**Input for this task**

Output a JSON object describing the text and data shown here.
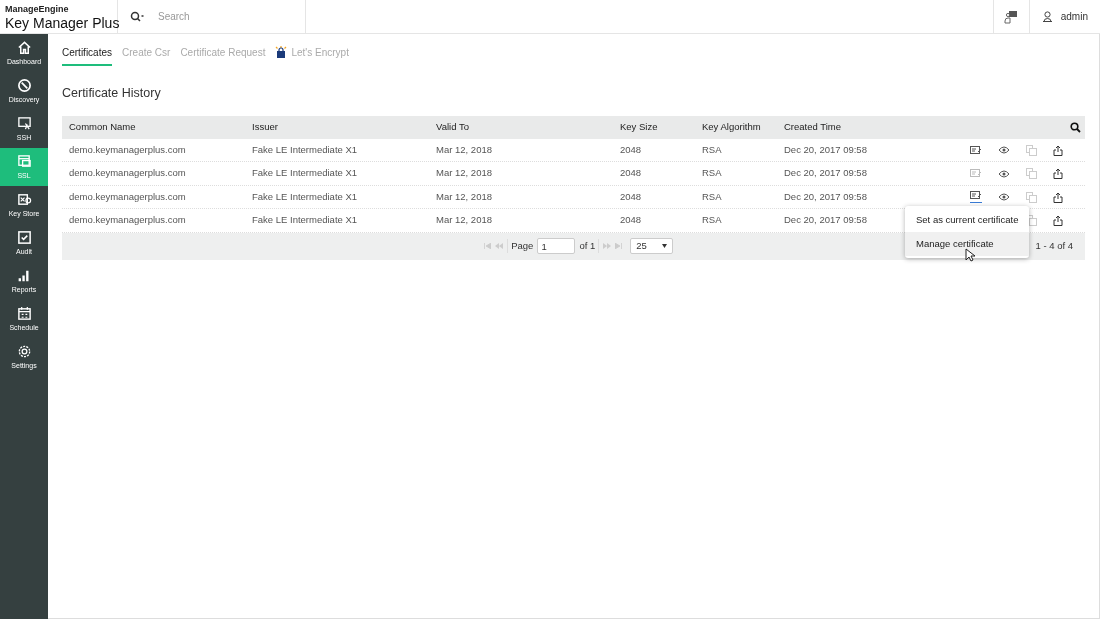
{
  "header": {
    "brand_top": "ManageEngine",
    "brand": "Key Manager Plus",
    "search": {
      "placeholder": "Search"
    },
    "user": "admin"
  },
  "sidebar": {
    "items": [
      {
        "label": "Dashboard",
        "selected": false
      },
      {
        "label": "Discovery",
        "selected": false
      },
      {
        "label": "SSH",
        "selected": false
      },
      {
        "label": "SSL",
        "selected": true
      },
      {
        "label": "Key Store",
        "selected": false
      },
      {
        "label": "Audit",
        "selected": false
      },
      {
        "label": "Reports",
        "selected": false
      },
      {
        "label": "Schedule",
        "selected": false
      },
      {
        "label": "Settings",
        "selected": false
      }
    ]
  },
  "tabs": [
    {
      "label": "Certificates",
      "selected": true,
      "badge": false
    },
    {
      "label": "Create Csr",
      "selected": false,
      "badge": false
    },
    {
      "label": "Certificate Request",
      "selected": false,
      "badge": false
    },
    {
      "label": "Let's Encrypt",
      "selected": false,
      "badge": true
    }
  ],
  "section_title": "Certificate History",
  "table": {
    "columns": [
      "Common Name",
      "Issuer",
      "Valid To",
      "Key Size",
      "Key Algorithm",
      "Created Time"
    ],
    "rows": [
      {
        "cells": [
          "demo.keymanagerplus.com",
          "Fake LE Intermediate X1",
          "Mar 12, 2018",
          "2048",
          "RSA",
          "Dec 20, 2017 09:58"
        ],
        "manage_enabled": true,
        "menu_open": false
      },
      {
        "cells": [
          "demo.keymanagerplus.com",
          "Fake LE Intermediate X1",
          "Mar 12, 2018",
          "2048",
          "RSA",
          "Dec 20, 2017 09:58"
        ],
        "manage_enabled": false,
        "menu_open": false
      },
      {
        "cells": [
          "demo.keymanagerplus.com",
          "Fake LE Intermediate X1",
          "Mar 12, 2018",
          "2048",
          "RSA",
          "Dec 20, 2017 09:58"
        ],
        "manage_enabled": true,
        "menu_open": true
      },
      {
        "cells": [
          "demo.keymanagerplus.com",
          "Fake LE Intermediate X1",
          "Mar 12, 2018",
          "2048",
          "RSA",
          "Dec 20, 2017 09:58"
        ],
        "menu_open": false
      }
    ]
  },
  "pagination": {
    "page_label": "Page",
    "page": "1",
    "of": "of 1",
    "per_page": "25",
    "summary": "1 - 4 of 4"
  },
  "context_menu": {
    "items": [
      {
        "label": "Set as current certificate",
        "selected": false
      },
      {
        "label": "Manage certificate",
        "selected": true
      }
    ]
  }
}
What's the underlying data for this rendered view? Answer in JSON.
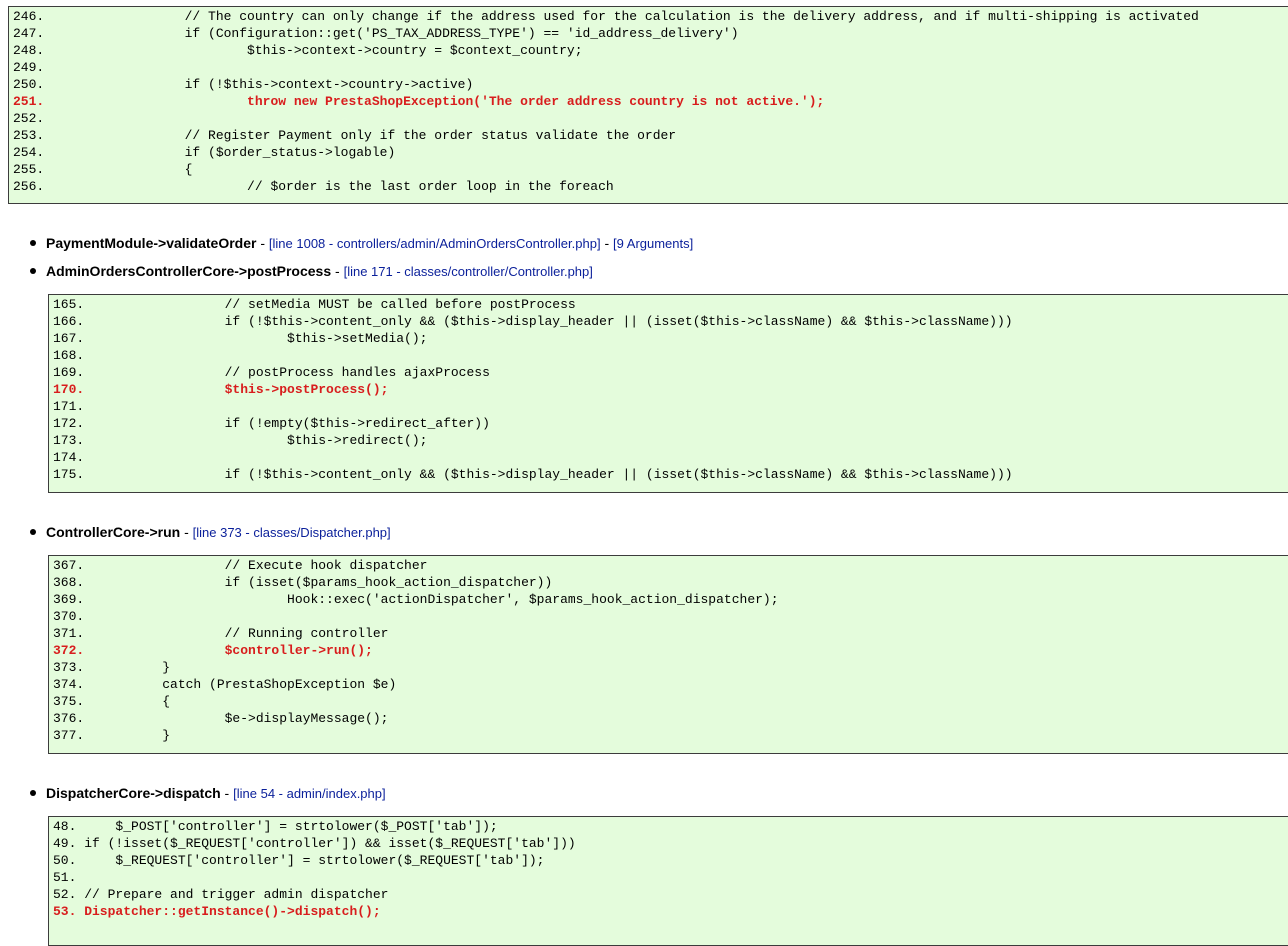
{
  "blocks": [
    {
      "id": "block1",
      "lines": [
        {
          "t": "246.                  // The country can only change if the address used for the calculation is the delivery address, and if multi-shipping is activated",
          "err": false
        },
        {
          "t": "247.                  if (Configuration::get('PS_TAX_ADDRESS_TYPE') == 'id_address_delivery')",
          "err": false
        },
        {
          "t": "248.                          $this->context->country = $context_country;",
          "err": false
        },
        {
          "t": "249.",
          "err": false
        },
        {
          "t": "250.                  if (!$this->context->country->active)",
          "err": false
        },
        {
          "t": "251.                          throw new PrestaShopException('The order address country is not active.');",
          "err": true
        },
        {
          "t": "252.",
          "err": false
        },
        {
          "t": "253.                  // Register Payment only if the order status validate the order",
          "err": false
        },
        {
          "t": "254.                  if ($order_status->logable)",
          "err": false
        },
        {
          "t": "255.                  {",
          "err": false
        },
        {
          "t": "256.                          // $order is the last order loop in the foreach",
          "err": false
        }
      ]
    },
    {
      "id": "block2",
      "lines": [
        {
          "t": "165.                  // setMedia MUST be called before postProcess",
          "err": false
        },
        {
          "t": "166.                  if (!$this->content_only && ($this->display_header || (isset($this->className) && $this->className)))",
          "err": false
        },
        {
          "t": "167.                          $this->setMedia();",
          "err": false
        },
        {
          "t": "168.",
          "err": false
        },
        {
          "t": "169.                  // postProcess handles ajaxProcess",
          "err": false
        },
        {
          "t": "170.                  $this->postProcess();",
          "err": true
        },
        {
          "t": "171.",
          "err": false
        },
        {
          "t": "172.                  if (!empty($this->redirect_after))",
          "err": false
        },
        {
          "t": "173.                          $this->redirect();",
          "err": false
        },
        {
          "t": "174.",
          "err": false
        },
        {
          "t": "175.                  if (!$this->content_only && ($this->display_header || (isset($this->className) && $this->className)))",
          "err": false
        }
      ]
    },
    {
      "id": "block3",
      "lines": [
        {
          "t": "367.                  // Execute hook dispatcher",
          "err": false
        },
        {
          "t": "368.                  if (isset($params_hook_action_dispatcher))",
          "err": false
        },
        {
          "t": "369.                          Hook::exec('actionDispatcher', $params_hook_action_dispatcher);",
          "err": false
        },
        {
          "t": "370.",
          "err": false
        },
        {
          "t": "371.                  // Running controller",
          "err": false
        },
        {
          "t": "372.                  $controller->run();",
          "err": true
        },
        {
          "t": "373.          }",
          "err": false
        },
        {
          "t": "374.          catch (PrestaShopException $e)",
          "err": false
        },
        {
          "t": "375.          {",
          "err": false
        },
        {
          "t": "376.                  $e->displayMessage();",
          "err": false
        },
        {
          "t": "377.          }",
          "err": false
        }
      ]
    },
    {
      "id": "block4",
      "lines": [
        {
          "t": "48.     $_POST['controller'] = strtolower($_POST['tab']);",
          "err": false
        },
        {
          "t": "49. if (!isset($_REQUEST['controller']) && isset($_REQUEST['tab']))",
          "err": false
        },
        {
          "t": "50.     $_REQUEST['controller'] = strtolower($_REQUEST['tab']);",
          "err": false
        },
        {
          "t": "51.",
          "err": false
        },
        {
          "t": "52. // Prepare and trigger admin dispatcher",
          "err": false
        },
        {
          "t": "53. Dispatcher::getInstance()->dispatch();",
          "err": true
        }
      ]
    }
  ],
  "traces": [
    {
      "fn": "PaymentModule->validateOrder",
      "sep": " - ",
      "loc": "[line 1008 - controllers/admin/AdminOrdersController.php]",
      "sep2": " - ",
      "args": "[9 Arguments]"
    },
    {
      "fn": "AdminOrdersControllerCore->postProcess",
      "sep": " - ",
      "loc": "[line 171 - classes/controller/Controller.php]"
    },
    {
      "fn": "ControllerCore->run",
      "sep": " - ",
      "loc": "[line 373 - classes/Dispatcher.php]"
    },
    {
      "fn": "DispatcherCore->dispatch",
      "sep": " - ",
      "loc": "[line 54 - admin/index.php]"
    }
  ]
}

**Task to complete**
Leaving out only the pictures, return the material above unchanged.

**Answer section**
Output a JSON object describing the text and data shown here.
{
  "header": {
    "brand_top": "ManageEngine",
    "brand": "Key Manager Plus",
    "search": {
      "placeholder": "Search"
    },
    "user": "admin"
  },
  "sidebar": {
    "items": [
      {
        "label": "Dashboard",
        "selected": false
      },
      {
        "label": "Discovery",
        "selected": false
      },
      {
        "label": "SSH",
        "selected": false
      },
      {
        "label": "SSL",
        "selected": true
      },
      {
        "label": "Key Store",
        "selected": false
      },
      {
        "label": "Audit",
        "selected": false
      },
      {
        "label": "Reports",
        "selected": false
      },
      {
        "label": "Schedule",
        "selected": false
      },
      {
        "label": "Settings",
        "selected": false
      }
    ]
  },
  "tabs": [
    {
      "label": "Certificates",
      "selected": true,
      "badge": false
    },
    {
      "label": "Create Csr",
      "selected": false,
      "badge": false
    },
    {
      "label": "Certificate Request",
      "selected": false,
      "badge": false
    },
    {
      "label": "Let's Encrypt",
      "selected": false,
      "badge": true
    }
  ],
  "section_title": "Certificate History",
  "table": {
    "columns": [
      "Common Name",
      "Issuer",
      "Valid To",
      "Key Size",
      "Key Algorithm",
      "Created Time"
    ],
    "rows": [
      {
        "cells": [
          "demo.keymanagerplus.com",
          "Fake LE Intermediate X1",
          "Mar 12, 2018",
          "2048",
          "RSA",
          "Dec 20, 2017 09:58"
        ],
        "manage_enabled": true,
        "menu_open": false
      },
      {
        "cells": [
          "demo.keymanagerplus.com",
          "Fake LE Intermediate X1",
          "Mar 12, 2018",
          "2048",
          "RSA",
          "Dec 20, 2017 09:58"
        ],
        "manage_enabled": false,
        "menu_open": false
      },
      {
        "cells": [
          "demo.keymanagerplus.com",
          "Fake LE Intermediate X1",
          "Mar 12, 2018",
          "2048",
          "RSA",
          "Dec 20, 2017 09:58"
        ],
        "manage_enabled": true,
        "menu_open": true
      },
      {
        "cells": [
          "demo.keymanagerplus.com",
          "Fake LE Intermediate X1",
          "Mar 12, 2018",
          "2048",
          "RSA",
          "Dec 20, 2017 09:58"
        ],
        "menu_open": false
      }
    ]
  },
  "pagination": {
    "page_label": "Page",
    "page": "1",
    "of": "of 1",
    "per_page": "25",
    "summary": "1 - 4 of 4"
  },
  "context_menu": {
    "items": [
      {
        "label": "Set as current certificate",
        "selected": false
      },
      {
        "label": "Manage certificate",
        "selected": true
      }
    ]
  }
}
What's the underlying data for this rendered view? Answer in JSON.
{
  "blocks": [
    {
      "id": "block1",
      "lines": [
        {
          "t": "246.                  // The country can only change if the address used for the calculation is the delivery address, and if multi-shipping is activated",
          "err": false
        },
        {
          "t": "247.                  if (Configuration::get('PS_TAX_ADDRESS_TYPE') == 'id_address_delivery')",
          "err": false
        },
        {
          "t": "248.                          $this->context->country = $context_country;",
          "err": false
        },
        {
          "t": "249.",
          "err": false
        },
        {
          "t": "250.                  if (!$this->context->country->active)",
          "err": false
        },
        {
          "t": "251.                          throw new PrestaShopException('The order address country is not active.');",
          "err": true
        },
        {
          "t": "252.",
          "err": false
        },
        {
          "t": "253.                  // Register Payment only if the order status validate the order",
          "err": false
        },
        {
          "t": "254.                  if ($order_status->logable)",
          "err": false
        },
        {
          "t": "255.                  {",
          "err": false
        },
        {
          "t": "256.                          // $order is the last order loop in the foreach",
          "err": false
        }
      ]
    },
    {
      "id": "block2",
      "lines": [
        {
          "t": "165.                  // setMedia MUST be called before postProcess",
          "err": false
        },
        {
          "t": "166.                  if (!$this->content_only && ($this->display_header || (isset($this->className) && $this->className)))",
          "err": false
        },
        {
          "t": "167.                          $this->setMedia();",
          "err": false
        },
        {
          "t": "168.",
          "err": false
        },
        {
          "t": "169.                  // postProcess handles ajaxProcess",
          "err": false
        },
        {
          "t": "170.                  $this->postProcess();",
          "err": true
        },
        {
          "t": "171.",
          "err": false
        },
        {
          "t": "172.                  if (!empty($this->redirect_after))",
          "err": false
        },
        {
          "t": "173.                          $this->redirect();",
          "err": false
        },
        {
          "t": "174.",
          "err": false
        },
        {
          "t": "175.                  if (!$this->content_only && ($this->display_header || (isset($this->className) && $this->className)))",
          "err": false
        }
      ]
    },
    {
      "id": "block3",
      "lines": [
        {
          "t": "367.                  // Execute hook dispatcher",
          "err": false
        },
        {
          "t": "368.                  if (isset($params_hook_action_dispatcher))",
          "err": false
        },
        {
          "t": "369.                          Hook::exec('actionDispatcher', $params_hook_action_dispatcher);",
          "err": false
        },
        {
          "t": "370.",
          "err": false
        },
        {
          "t": "371.                  // Running controller",
          "err": false
        },
        {
          "t": "372.                  $controller->run();",
          "err": true
        },
        {
          "t": "373.          }",
          "err": false
        },
        {
          "t": "374.          catch (PrestaShopException $e)",
          "err": false
        },
        {
          "t": "375.          {",
          "err": false
        },
        {
          "t": "376.                  $e->displayMessage();",
          "err": false
        },
        {
          "t": "377.          }",
          "err": false
        }
      ]
    },
    {
      "id": "block4",
      "lines": [
        {
          "t": "48.     $_POST['controller'] = strtolower($_POST['tab']);",
          "err": false
        },
        {
          "t": "49. if (!isset($_REQUEST['controller']) && isset($_REQUEST['tab']))",
          "err": false
        },
        {
          "t": "50.     $_REQUEST['controller'] = strtolower($_REQUEST['tab']);",
          "err": false
        },
        {
          "t": "51.",
          "err": false
        },
        {
          "t": "52. // Prepare and trigger admin dispatcher",
          "err": false
        },
        {
          "t": "53. Dispatcher::getInstance()->dispatch();",
          "err": true
        }
      ]
    }
  ],
  "traces": [
    {
      "fn": "PaymentModule->validateOrder",
      "sep": " - ",
      "loc": "[line 1008 - controllers/admin/AdminOrdersController.php]",
      "sep2": " - ",
      "args": "[9 Arguments]"
    },
    {
      "fn": "AdminOrdersControllerCore->postProcess",
      "sep": " - ",
      "loc": "[line 171 - classes/controller/Controller.php]"
    },
    {
      "fn": "ControllerCore->run",
      "sep": " - ",
      "loc": "[line 373 - classes/Dispatcher.php]"
    },
    {
      "fn": "DispatcherCore->dispatch",
      "sep": " - ",
      "loc": "[line 54 - admin/index.php]"
    }
  ]
}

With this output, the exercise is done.